Upon returning to work, my boss was also returning from vacation.  He and his brother and their families had charted a 54′ sailboat in the British Virgin Islands.  Tom and his brother had grown up sailing with their father, and are both accomplished sailors.  I immediately started researching to learn all I could about acquiring the sailing credentials needed to charter a bare boat.

Before we made the significant financial investment in a sailing course, we thought we should hire a boat to take us sailing in a real sailboat.  Christine signed us up for a 2-hour sailing orientation on Lake Monroe, in Sanford, Florida, through U-Sail of Central Florida.  We wanted more, and since we knew we wanted to sail offshore we needed to find someone to take us offshore.

We stated looking for charters online.  After research, we contacted Captain Hendricks of Sailing Winsome Sailboat Charters in Daytona Beach, Florida.  It was a beautiful, but blustery day, with winds gusting 20-25 knots.  We left the Intracoastal waterway through Ponce Inlet with gusting winds out of the east as the tide was going out.  Seas were 5-8 feet, but Captain Hendricks and his Pearson 365 was up for the task.  Again, we knew this would not be our last sailing experience.

It’s Only Money, Right?

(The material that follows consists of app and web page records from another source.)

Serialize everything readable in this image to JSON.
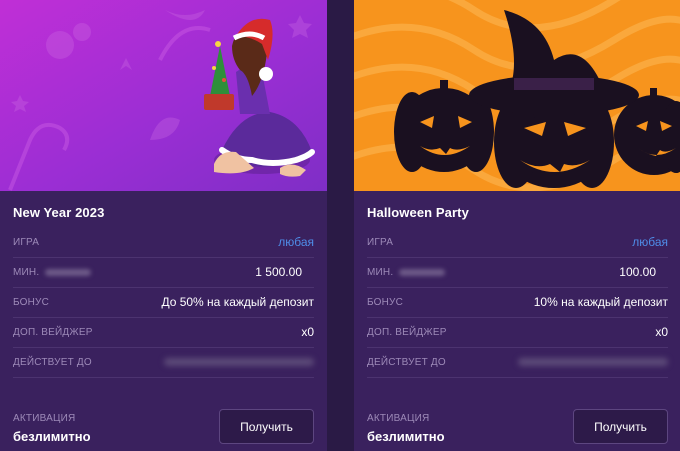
{
  "promos": [
    {
      "title": "New Year 2023",
      "game_label": "ИГРА",
      "game_value": "любая",
      "min_label": "МИН.",
      "min_value": "1 500.00",
      "bonus_label": "БОНУС",
      "bonus_value": "До 50% на каждый депозит",
      "wager_label": "ДОП. ВЕЙДЖЕР",
      "wager_value": "x0",
      "valid_label": "ДЕЙСТВУЕТ ДО",
      "activation_label": "АКТИВАЦИЯ",
      "activation_value": "безлимитно",
      "button_label": "Получить",
      "accent": "#a630d8"
    },
    {
      "title": "Halloween Party",
      "game_label": "ИГРА",
      "game_value": "любая",
      "min_label": "МИН.",
      "min_value": "100.00",
      "bonus_label": "БОНУС",
      "bonus_value": "10% на каждый депозит",
      "wager_label": "ДОП. ВЕЙДЖЕР",
      "wager_value": "x0",
      "valid_label": "ДЕЙСТВУЕТ ДО",
      "activation_label": "АКТИВАЦИЯ",
      "activation_value": "безлимитно",
      "button_label": "Получить",
      "accent": "#f7941d"
    }
  ],
  "colors": {
    "page_bg": "#2a1a45",
    "card_bg": "#3a215e",
    "link": "#4f8de8",
    "label": "#9d8ab8"
  },
  "icons": [
    "christmas-girl-illustration",
    "pumpkin-witch-hat-illustration"
  ]
}
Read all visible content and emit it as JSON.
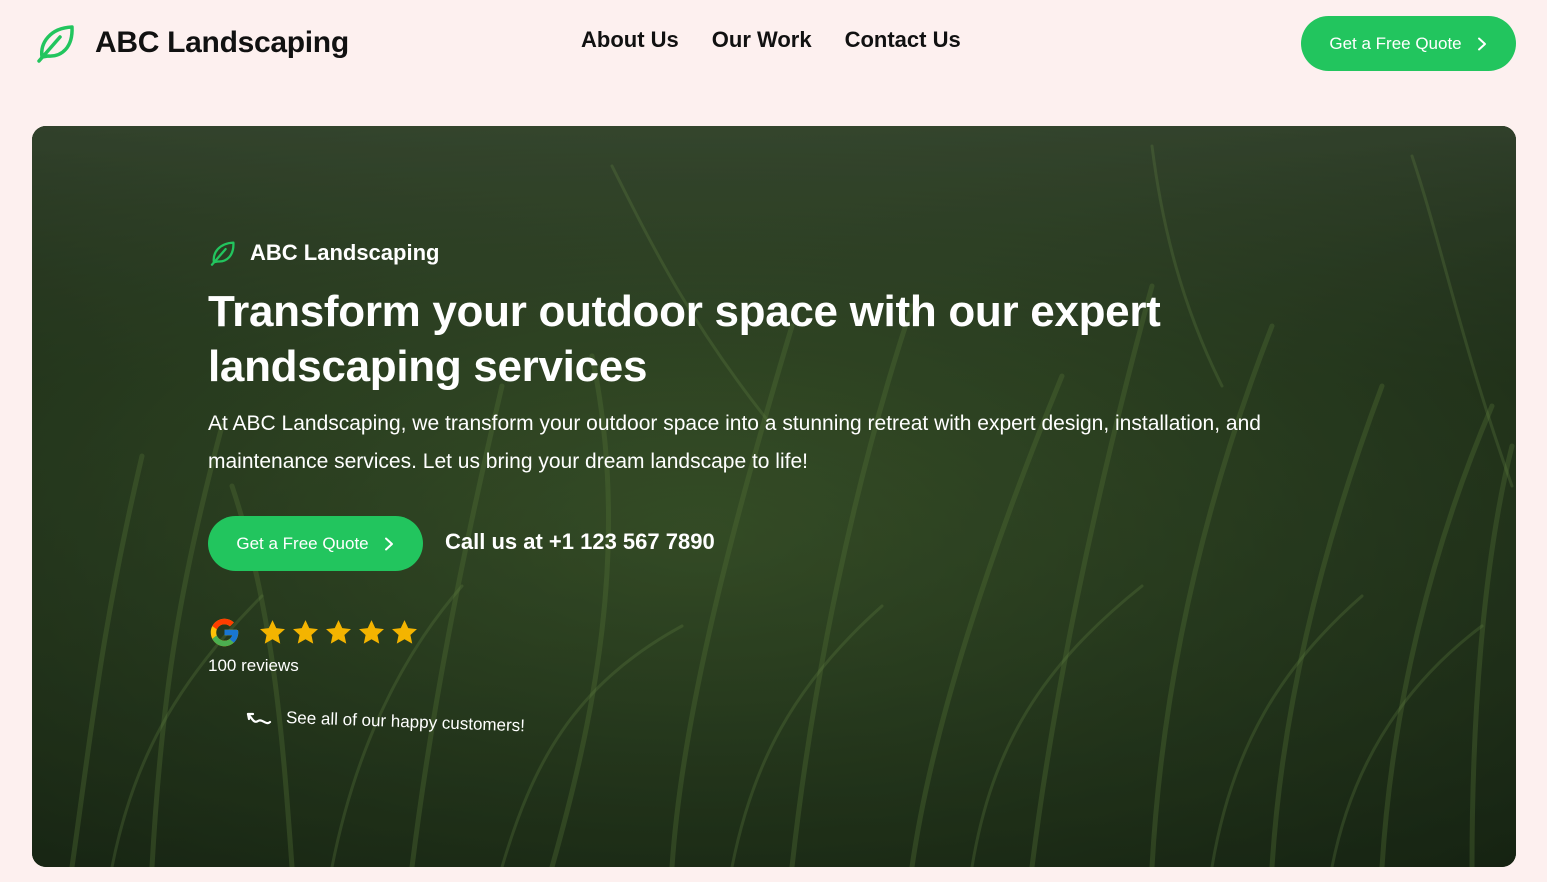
{
  "header": {
    "brand_name": "ABC Landscaping",
    "brand_icon": "leaf-icon",
    "nav": [
      {
        "label": "About Us"
      },
      {
        "label": "Our Work"
      },
      {
        "label": "Contact Us"
      }
    ],
    "cta_label": "Get a Free Quote",
    "cta_icon": "chevron-right-icon"
  },
  "hero": {
    "brand_name": "ABC Landscaping",
    "title": "Transform your outdoor space with our expert landscaping services",
    "description": "At ABC Landscaping, we transform your outdoor space into a stunning retreat with expert design, installation, and maintenance services. Let us bring your dream landscape to life!",
    "cta_label": "Get a Free Quote",
    "phone_text": "Call us at +1 123 567 7890",
    "rating": {
      "source_icon": "google-g-icon",
      "stars": 5,
      "max_stars": 5,
      "reviews_text": "100 reviews"
    },
    "customers_link": "See all of our happy customers!",
    "customers_icon": "squiggle-arrow-icon"
  },
  "colors": {
    "page_background": "#fdf0ef",
    "accent_green": "#22c55e",
    "star_gold": "#f4b400",
    "text_dark": "#111111",
    "hero_text": "#ffffff"
  }
}
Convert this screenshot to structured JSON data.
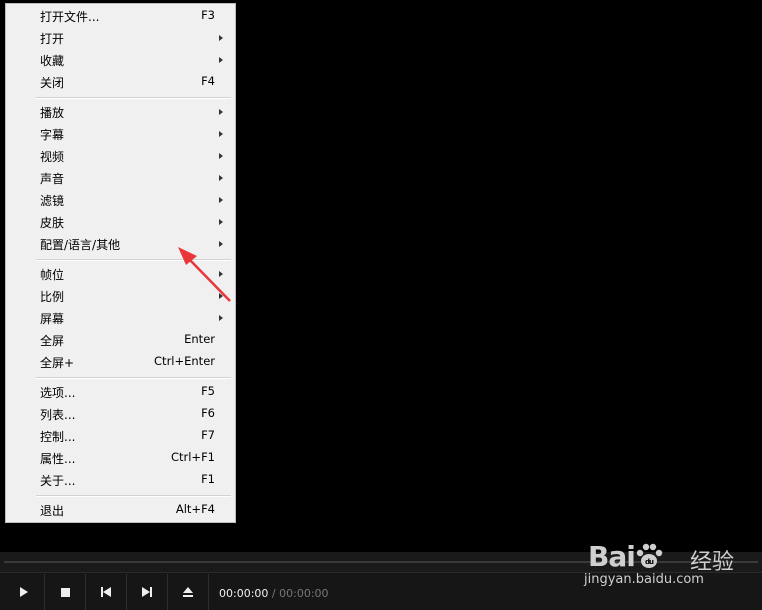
{
  "menu": {
    "items": [
      {
        "label": "打开文件...",
        "shortcut": "F3",
        "submenu": false
      },
      {
        "label": "打开",
        "shortcut": "",
        "submenu": true
      },
      {
        "label": "收藏",
        "shortcut": "",
        "submenu": true
      },
      {
        "label": "关闭",
        "shortcut": "F4",
        "submenu": false
      },
      {
        "label": "播放",
        "shortcut": "",
        "submenu": true
      },
      {
        "label": "字幕",
        "shortcut": "",
        "submenu": true
      },
      {
        "label": "视频",
        "shortcut": "",
        "submenu": true
      },
      {
        "label": "声音",
        "shortcut": "",
        "submenu": true
      },
      {
        "label": "滤镜",
        "shortcut": "",
        "submenu": true
      },
      {
        "label": "皮肤",
        "shortcut": "",
        "submenu": true
      },
      {
        "label": "配置/语言/其他",
        "shortcut": "",
        "submenu": true
      },
      {
        "label": "帧位",
        "shortcut": "",
        "submenu": true
      },
      {
        "label": "比例",
        "shortcut": "",
        "submenu": true
      },
      {
        "label": "屏幕",
        "shortcut": "",
        "submenu": true
      },
      {
        "label": "全屏",
        "shortcut": "Enter",
        "submenu": false
      },
      {
        "label": "全屏+",
        "shortcut": "Ctrl+Enter",
        "submenu": false
      },
      {
        "label": "选项...",
        "shortcut": "F5",
        "submenu": false
      },
      {
        "label": "列表...",
        "shortcut": "F6",
        "submenu": false
      },
      {
        "label": "控制...",
        "shortcut": "F7",
        "submenu": false
      },
      {
        "label": "属性...",
        "shortcut": "Ctrl+F1",
        "submenu": false
      },
      {
        "label": "关于...",
        "shortcut": "F1",
        "submenu": false
      },
      {
        "label": "退出",
        "shortcut": "Alt+F4",
        "submenu": false
      }
    ]
  },
  "controls": {
    "play_icon": "play-icon",
    "stop_icon": "stop-icon",
    "prev_icon": "previous-icon",
    "next_icon": "next-icon",
    "eject_icon": "eject-icon",
    "current_time": "00:00:00",
    "separator": "/",
    "total_time": "00:00:00"
  },
  "watermark": {
    "brand": "Bai",
    "brand_suffix": "du",
    "text": "经验",
    "url": "jingyan.baidu.com"
  },
  "colors": {
    "menu_bg": "#f0f0f0",
    "annotation_arrow": "#e8363a",
    "control_bar": "#161616"
  }
}
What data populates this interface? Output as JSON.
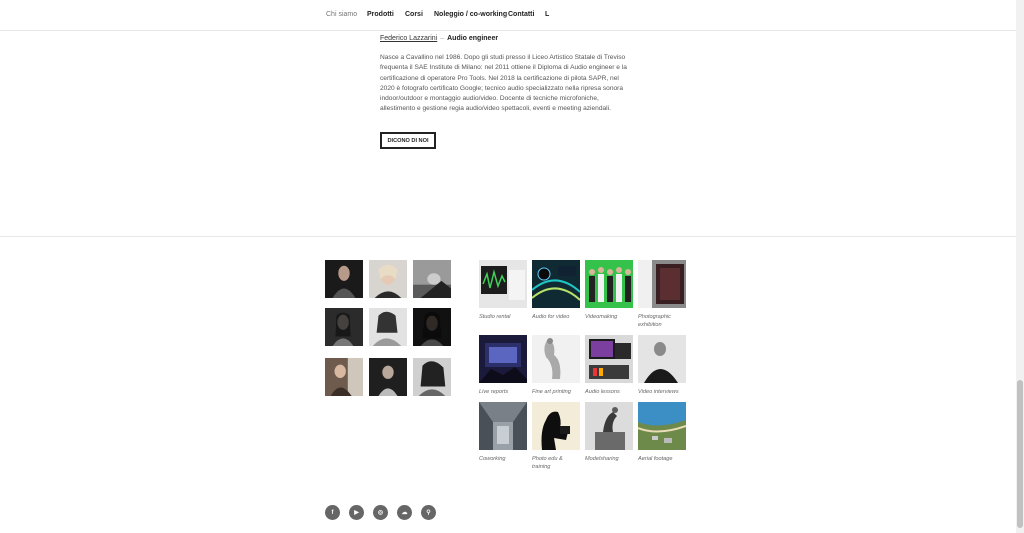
{
  "nav": {
    "items": [
      "Chi siamo",
      "Prodotti",
      "Corsi",
      "Noleggio / co-working",
      "Contatti",
      "L"
    ]
  },
  "author": {
    "name": "Federico Lazzarini",
    "separator": "–",
    "role": "Audio engineer",
    "bio": "Nasce a Cavallino nel 1986. Dopo gli studi presso il Liceo Artistico Statale di Treviso frequenta il SAE Institute di Milano: nel 2011 ottiene il Diploma di Audio engineer e la certificazione di operatore Pro Tools. Nel 2018 la certificazione di pilota SAPR, nel 2020 è fotografo certificato Google; tecnico audio specializzato nella ripresa sonora indoor/outdoor e montaggio audio/video. Docente di tecniche microfoniche, allestimento e gestione regia audio/video spettacoli, eventi e meeting aziendali."
  },
  "cta": {
    "label": "DICONO DI NOI"
  },
  "services": [
    {
      "caption": "Studio rental",
      "icon": "studio-rental-photo"
    },
    {
      "caption": "Audio for video",
      "icon": "audio-for-video-photo"
    },
    {
      "caption": "Videomaking",
      "icon": "videomaking-photo"
    },
    {
      "caption": "Photographic exhibition",
      "icon": "photographic-exhibition-photo"
    },
    {
      "caption": "Live reports",
      "icon": "live-reports-photo"
    },
    {
      "caption": "Fine art printing",
      "icon": "fine-art-printing-photo"
    },
    {
      "caption": "Audio lessons",
      "icon": "audio-lessons-photo"
    },
    {
      "caption": "Video interviews",
      "icon": "video-interviews-photo"
    },
    {
      "caption": "Coworking",
      "icon": "coworking-photo"
    },
    {
      "caption": "Photo edu & training",
      "icon": "photo-edu-photo"
    },
    {
      "caption": "Modelsharing",
      "icon": "modelsharing-photo"
    },
    {
      "caption": "Aerial footage",
      "icon": "aerial-footage-photo"
    }
  ],
  "portfolio": [
    "portrait-photo",
    "portrait-photo",
    "portrait-photo",
    "portrait-photo",
    "portrait-photo",
    "portrait-photo",
    "portrait-photo",
    "portrait-photo",
    "portrait-photo"
  ],
  "social": [
    {
      "label": "f",
      "icon": "facebook-icon"
    },
    {
      "label": "▶",
      "icon": "youtube-icon"
    },
    {
      "label": "◎",
      "icon": "instagram-icon"
    },
    {
      "label": "☁",
      "icon": "soundcloud-icon"
    },
    {
      "label": "⚲",
      "icon": "link-icon"
    }
  ],
  "colors": {
    "text": "#333333",
    "muted": "#777777",
    "social_bg": "#666666",
    "divider": "#e8e8e8"
  }
}
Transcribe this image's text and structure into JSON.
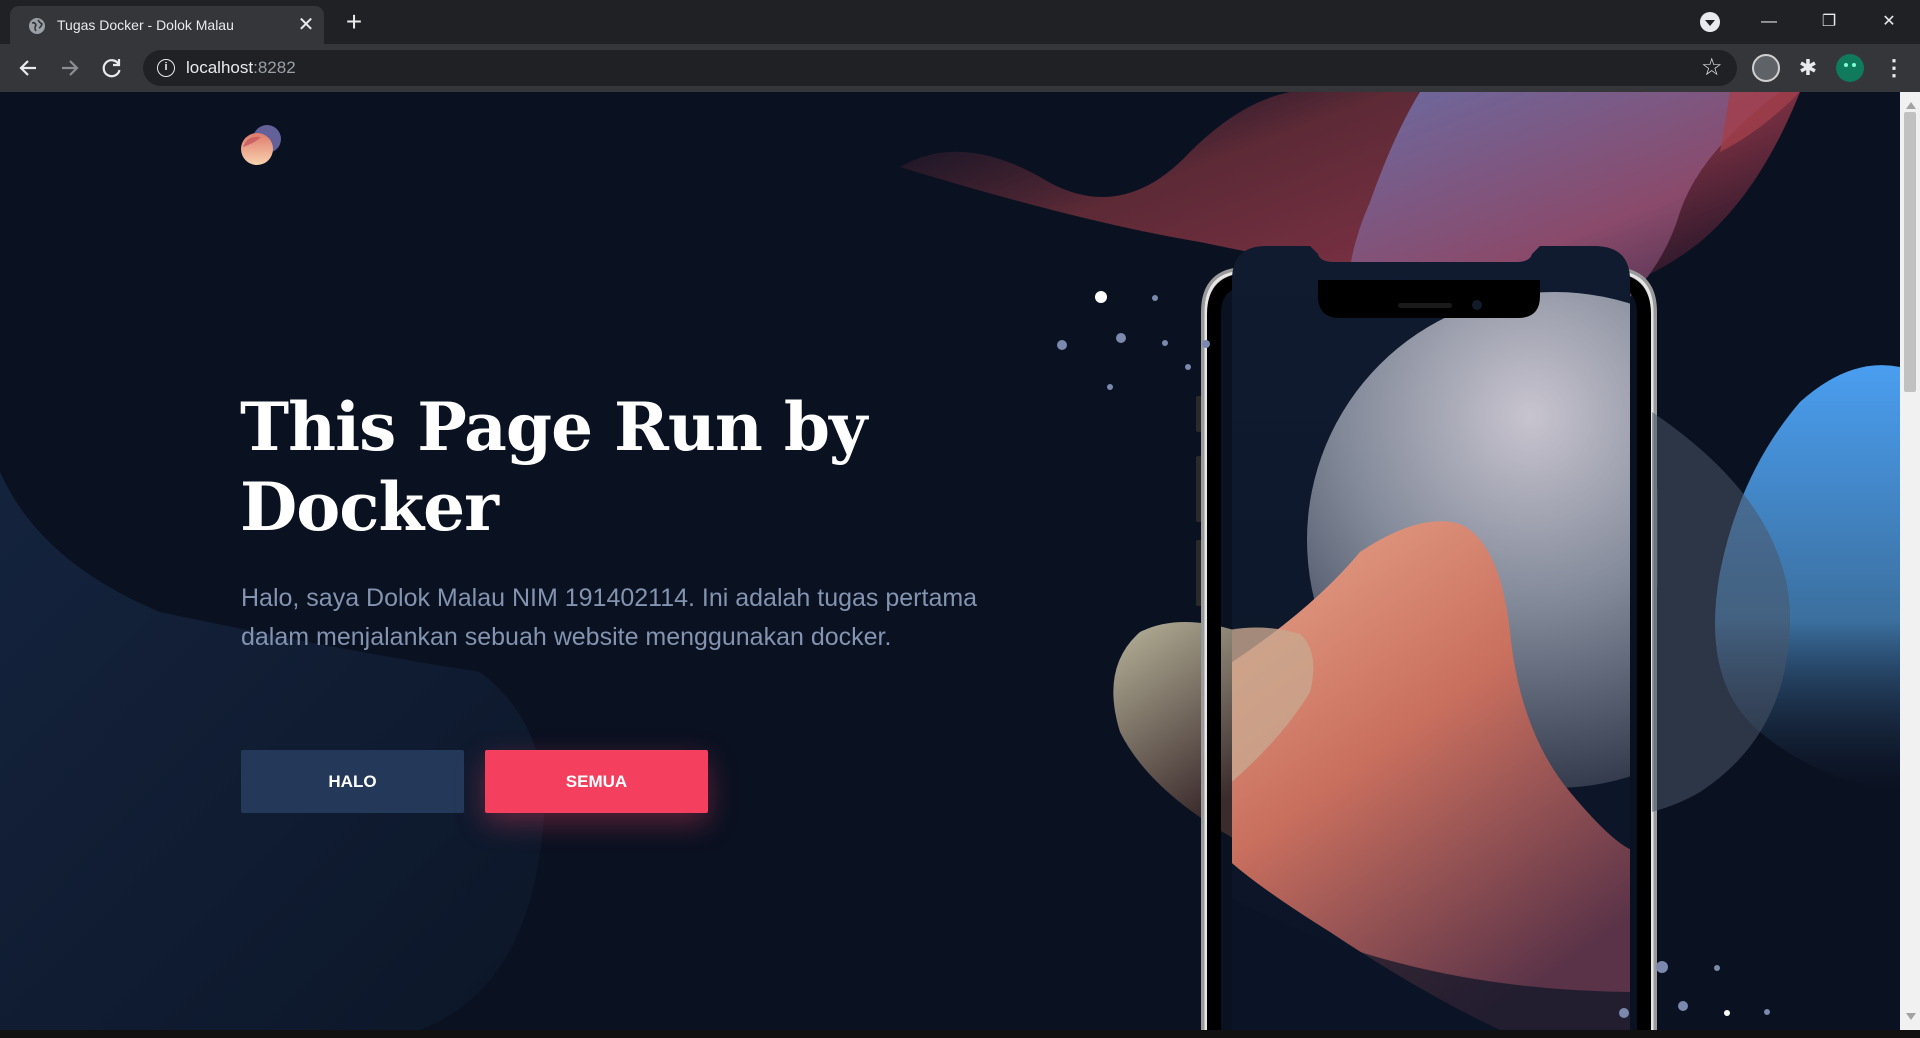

On February 13, 2018, we became sailboat owners.  There’s a 1998 Pacific Seacraft 40 sitting on the hard in Annapolis, Maryland, just waiting to be moved to Daytona Beach, Florida.  We’re in the process of changing her name to Ella Mae, and setting Centre, Alabama as her new hailing port.  There are stories behind it all.

As the tagline says, we came to boat ownership by the seat-of-our-pants.  We read and researched looking for “the right way” to become sailors.  As with most things, there are no rules, and no single “right way”.  We’ll share our experiences to this point in future posts, and bring you along as we move forward.

Welcome!  Thanks for joining us!